▸ The task: Go line by line through the entries below and count those containing the string "text"; give only the count.

Records provided: Begin

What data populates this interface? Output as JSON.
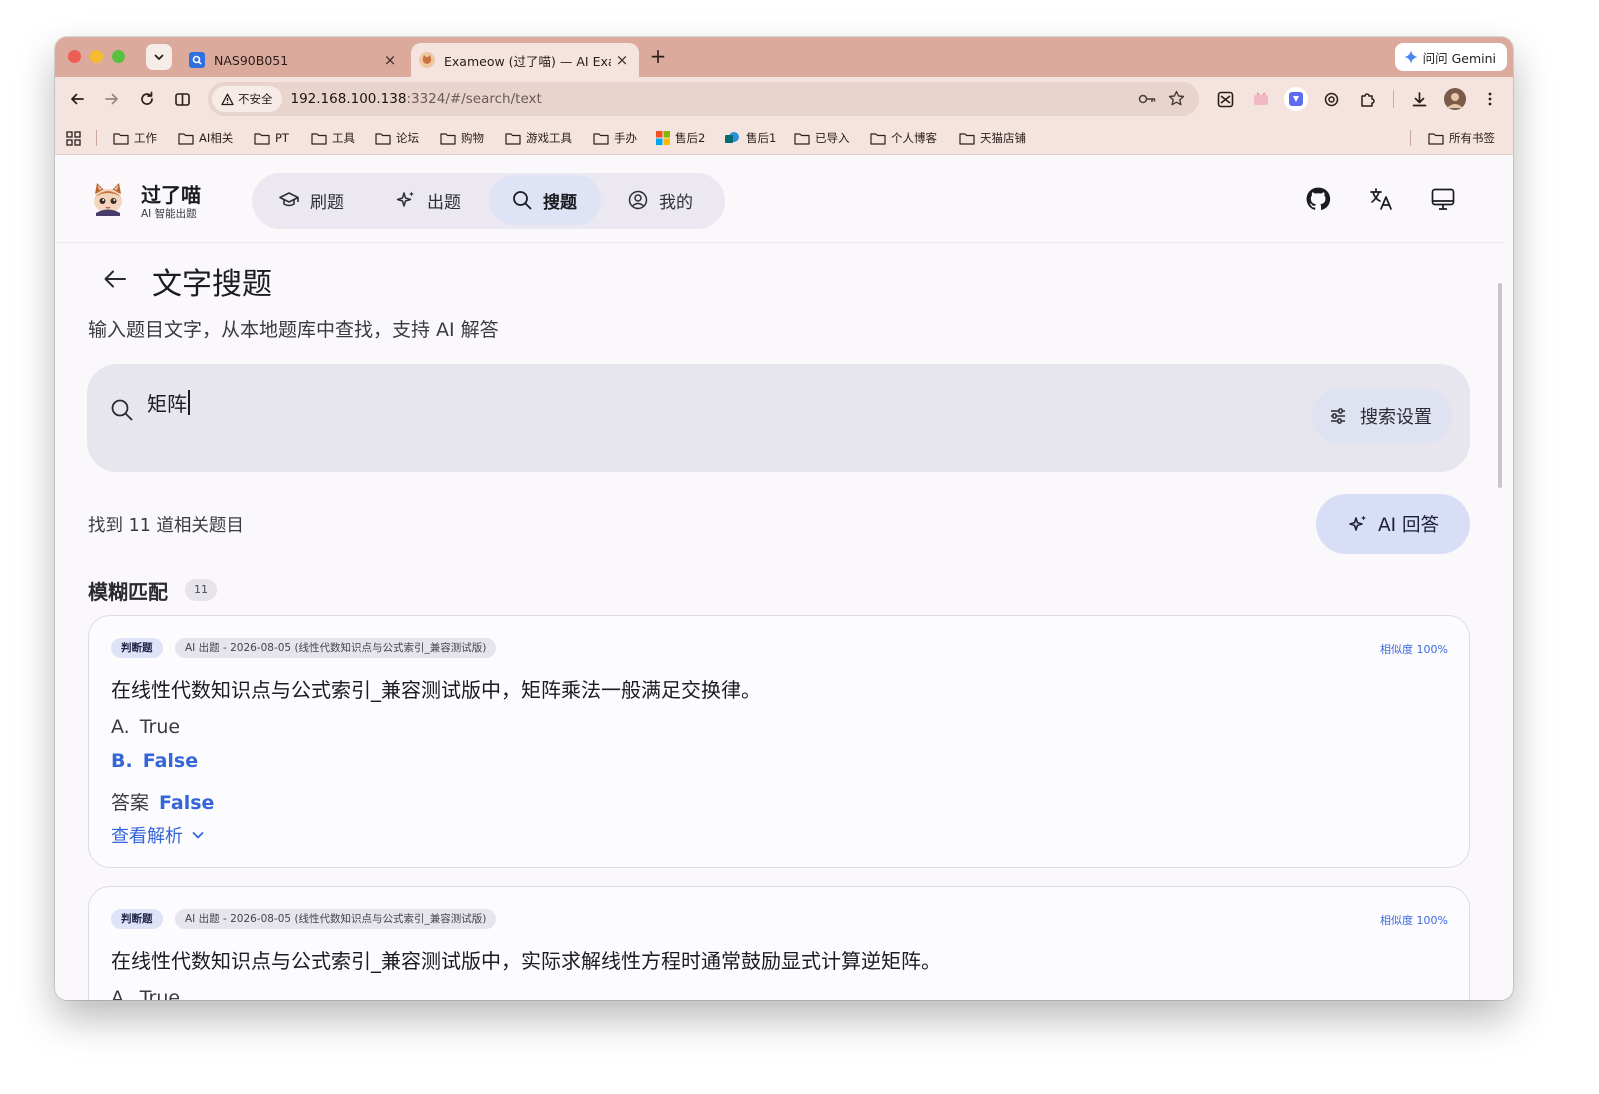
{
  "browser": {
    "tabs": [
      {
        "title": "NAS90B051",
        "close": "×"
      },
      {
        "title": "Exameow (过了喵) — AI Exam",
        "close": "×"
      }
    ],
    "new_tab": "+",
    "gemini_label": "问问 Gemini",
    "security_label": "不安全",
    "url_host": "192.168.100.138",
    "url_rest": ":3324/#/search/text",
    "bookmarks": [
      "工作",
      "AI相关",
      "PT",
      "工具",
      "论坛",
      "购物",
      "游戏工具",
      "手办",
      "售后2",
      "售后1",
      "已导入",
      "个人博客",
      "天猫店铺"
    ],
    "all_bookmarks": "所有书签"
  },
  "app": {
    "brand_name": "过了喵",
    "brand_sub": "AI 智能出题",
    "nav": [
      {
        "label": "刷题",
        "icon": "graduation-cap-icon"
      },
      {
        "label": "出题",
        "icon": "sparkles-icon"
      },
      {
        "label": "搜题",
        "icon": "search-icon",
        "active": true
      },
      {
        "label": "我的",
        "icon": "user-circle-icon"
      }
    ],
    "top_icons": [
      "github-icon",
      "translate-icon",
      "monitor-icon"
    ]
  },
  "page": {
    "title": "文字搜题",
    "description": "输入题目文字，从本地题库中查找，支持 AI 解答",
    "search_value": "矩阵",
    "search_settings": "搜索设置",
    "result_count": "找到 11 道相关题目",
    "ai_answer": "AI 回答",
    "section_title": "模糊匹配",
    "section_count": "11"
  },
  "results": [
    {
      "type": "判断题",
      "source": "AI 出题 - 2026-08-05 (线性代数知识点与公式索引_兼容测试版)",
      "similarity": "相似度 100%",
      "question": "在线性代数知识点与公式索引_兼容测试版中，矩阵乘法一般满足交换律。",
      "options": [
        {
          "key": "A.",
          "text": "True",
          "correct": false
        },
        {
          "key": "B.",
          "text": "False",
          "correct": true
        }
      ],
      "answer_label": "答案",
      "answer": "False",
      "explain": "查看解析"
    },
    {
      "type": "判断题",
      "source": "AI 出题 - 2026-08-05 (线性代数知识点与公式索引_兼容测试版)",
      "similarity": "相似度 100%",
      "question": "在线性代数知识点与公式索引_兼容测试版中，实际求解线性方程时通常鼓励显式计算逆矩阵。",
      "options": [
        {
          "key": "A.",
          "text": "True",
          "correct": false
        }
      ]
    }
  ],
  "colors": {
    "tabstrip": "#dbaa9c",
    "toolbar": "#f4e3de",
    "accent": "#3466d8",
    "nav_active": "#dfe3f6"
  }
}
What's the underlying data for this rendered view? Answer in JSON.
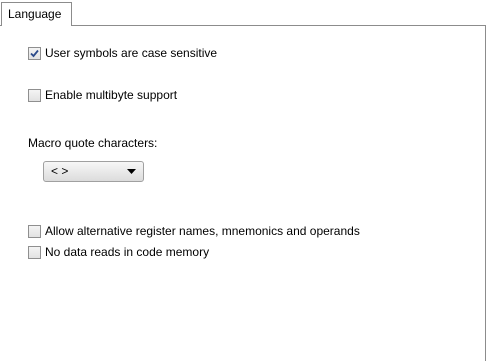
{
  "tabs": [
    {
      "label": "Language",
      "active": true
    }
  ],
  "options": {
    "case_sensitive": {
      "label": "User symbols are case sensitive",
      "checked": true
    },
    "multibyte": {
      "label": "Enable multibyte support",
      "checked": false
    },
    "alt_register_names": {
      "label": "Allow alternative register names, mnemonics and operands",
      "checked": false
    },
    "no_data_reads": {
      "label": "No data reads in code memory",
      "checked": false
    }
  },
  "macro_quote": {
    "label": "Macro quote characters:",
    "selected": "< >"
  },
  "colors": {
    "check_mark": "#2b4a8a",
    "border": "#8c8c8c"
  }
}
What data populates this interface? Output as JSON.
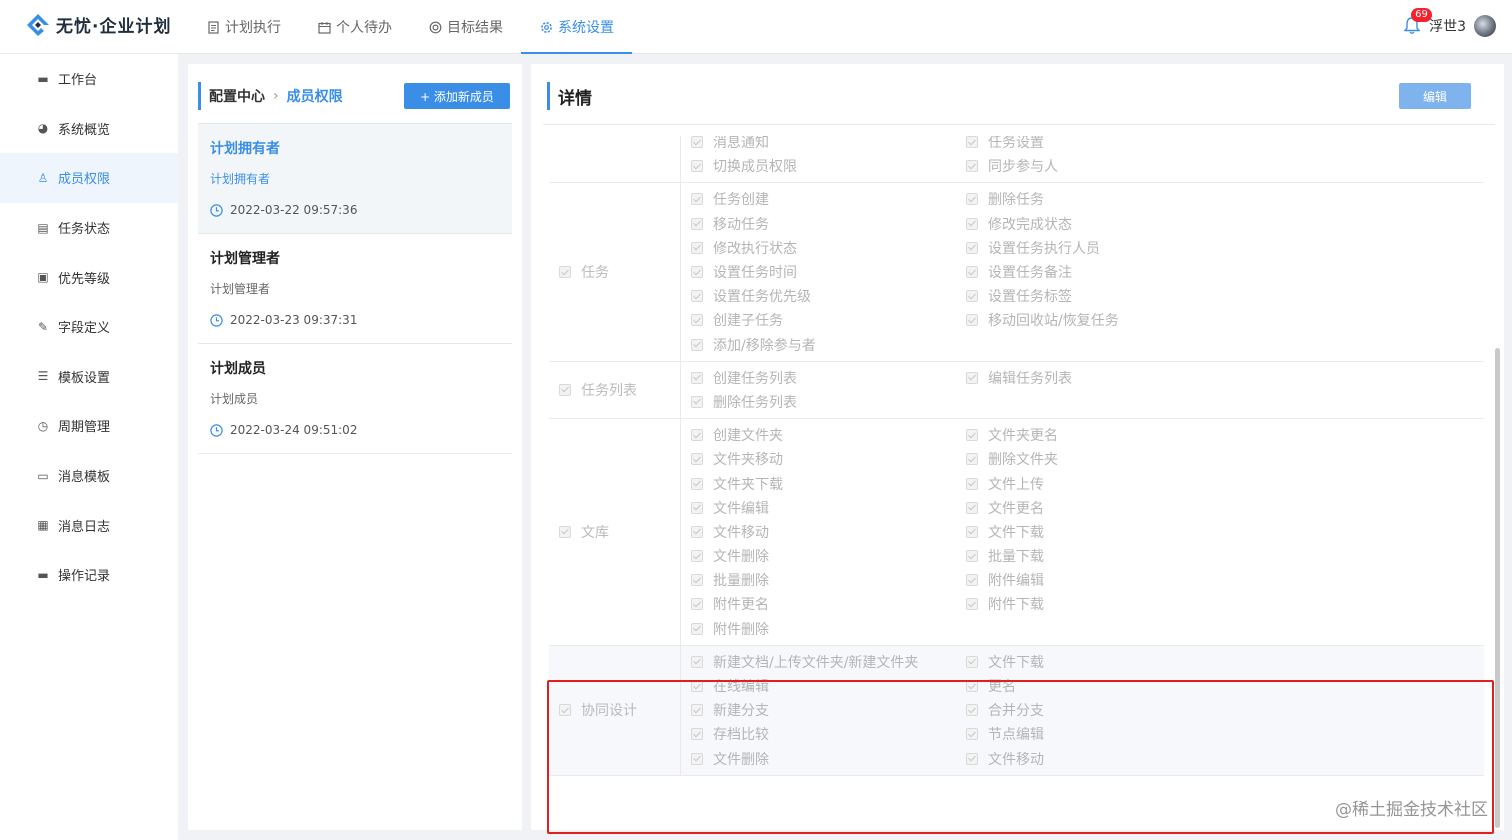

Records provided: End

▸ Solution to this exercise: 4